Yesterday was the start of a series looking at bad news and asking what the good news has to say about it. It’s sobering to actually think about what happens in our very own land–and most of us would prefer to remain intoxicated on spiritual highs than to reach into the pits where real people are suffering in a living hell. And yes, that includes the highs of living and working in the relative security of the academy. This writer gets that. If the problem of drug doesn’t get one thinking a little about the plight of others, let’s look at another, as described by the same source as yeaterday’s info.
Perhaps even more alarming is the rise of human trafficking in America.
When I was going through school, I was taught that slavery had been abolished in the United States.
But that was a lie.
Right now, thousands upon thousands of Americans are living as slaves. Most of them are sex slaves. As you read this, there are women all over America that are literally chained to beds in dark rooms where men pay their “owners” to have sex with them.
The following stats about human trafficking come from a recent Detroit Free Press article….
• Human trafficking is a $32-billion industry worldwide.
• Up to 2 million people are trafficked worldwide every year. Of those, 15,000-18,000 are in the U.S.
• Eight in 10 human trafficking cases involve the sex industry; the others involve labor trafficking.
• In 2010, 2,515 human trafficking cases were under investigation in the U.S.
• Eighty-three percent of victims in confirmed sex trafficking cases in the U.S. in 2010 were American citizens
Many Americans would be absolutely horrified to learn what goes on behind closed doors in America.
All over the nation tonight, vicious monsters will be selling or “renting” young children to other vicious monsters for sex.
The following story of one human trafficking victim comes from a recent Fox News article….
Today, Keisha Head is a wife and mother of three. But more than decade ago, she was the victim of a notorious human trafficker.
At 16-years old, Head says she was being sold on the streets of Atlanta for sex.
“I did not know that a normal, average man who was a preacher, who was a lawyer, who was a senator – could turn into this monster,” Head said. “That is the scariest moment when you are amongst people who claim to be normal yet they purchase you and they turn into these monsters.
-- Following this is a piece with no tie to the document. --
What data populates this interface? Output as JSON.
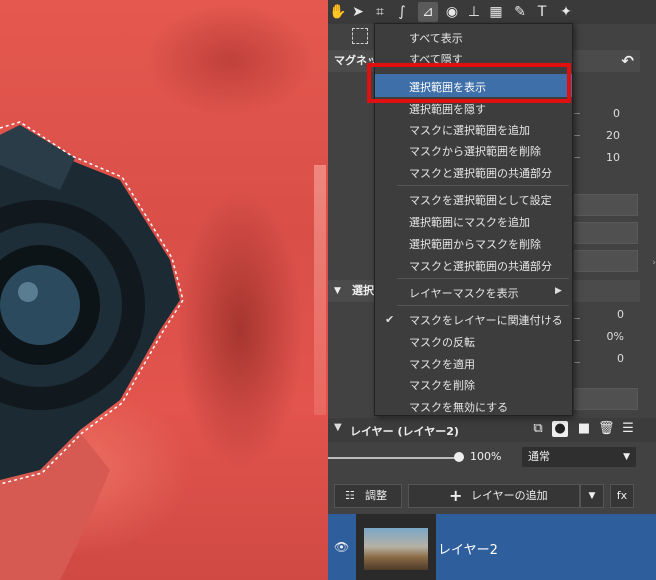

They rape you. They beat you. And then act as if they’re normal. These are not your normal pedophiles.”
When you push morality out of the schools and out of public life, this is the kind of thing that starts happening.
Thousands upon thousands of other women “work for themselves” on the streets of America. Some are willing to let strangers have sex with them for next to nothing.
For example, one woman in Los Angeles was recently arrested for approaching customers at one McDonald’s and offering sexual favors in exchange for Chicken McNuggets.
There are so many directions this information could take us; I’m hoping that comments from readers will explore some of them. One that I will touch on is why this monstrous evil has come so forcefully into our culture. Is it a matter of desperation in supplying necessities (such as Chicken McNuggets or other morsels for survival)? Is it a strictly economic decision? Is it greed? Is it a loss of moral fiber? All of the above?
Is the emphasis on sexuality in so much of our public media creating on one hand a demand by continually placing sex on our minds, and on the other a commodification of our bodies–making them nothing more than salable assets? Do other people become goods and services which we either consume ourselves or use for profit on the market? At least one thing should be clear: to the extent there is a law of supply and demand, the rules of economics applies here as well. With an increasing suppply, the price drops. And it is all of us that are cheapened in the process. Another market principle is at work: if the demand would decrease, the incentive to supply the goods would also fall.
Perhaps you and I are not the “normal, average man who was a preacher, who was a lawyer, who was a senator,” who becomes a monster. Judging by statistics on pornographic website visits–by both men and, increasingly, by women–there must be a lot of such normal folks creating a demand. Each visit lowers our estimation of the value any person holds; each one moves the viewer further along the monster scale.
Last week’s posts about the raisng of our estimation of animals to the moral standing of people has another side. Rather than raising our estimation of animals to our status, perhaps it has lowered our own standing to that of amoral animals, where virtue and worth are simply manufactured categories to the extent they exist at all. As Christians who believe and embrace the concept of the image of God, we have a lot of work ahead of us in restoring the only true source of dignity and (non-economic) value to human beings. How do we do that? What is the good news, and how do we put it out there where it is needed?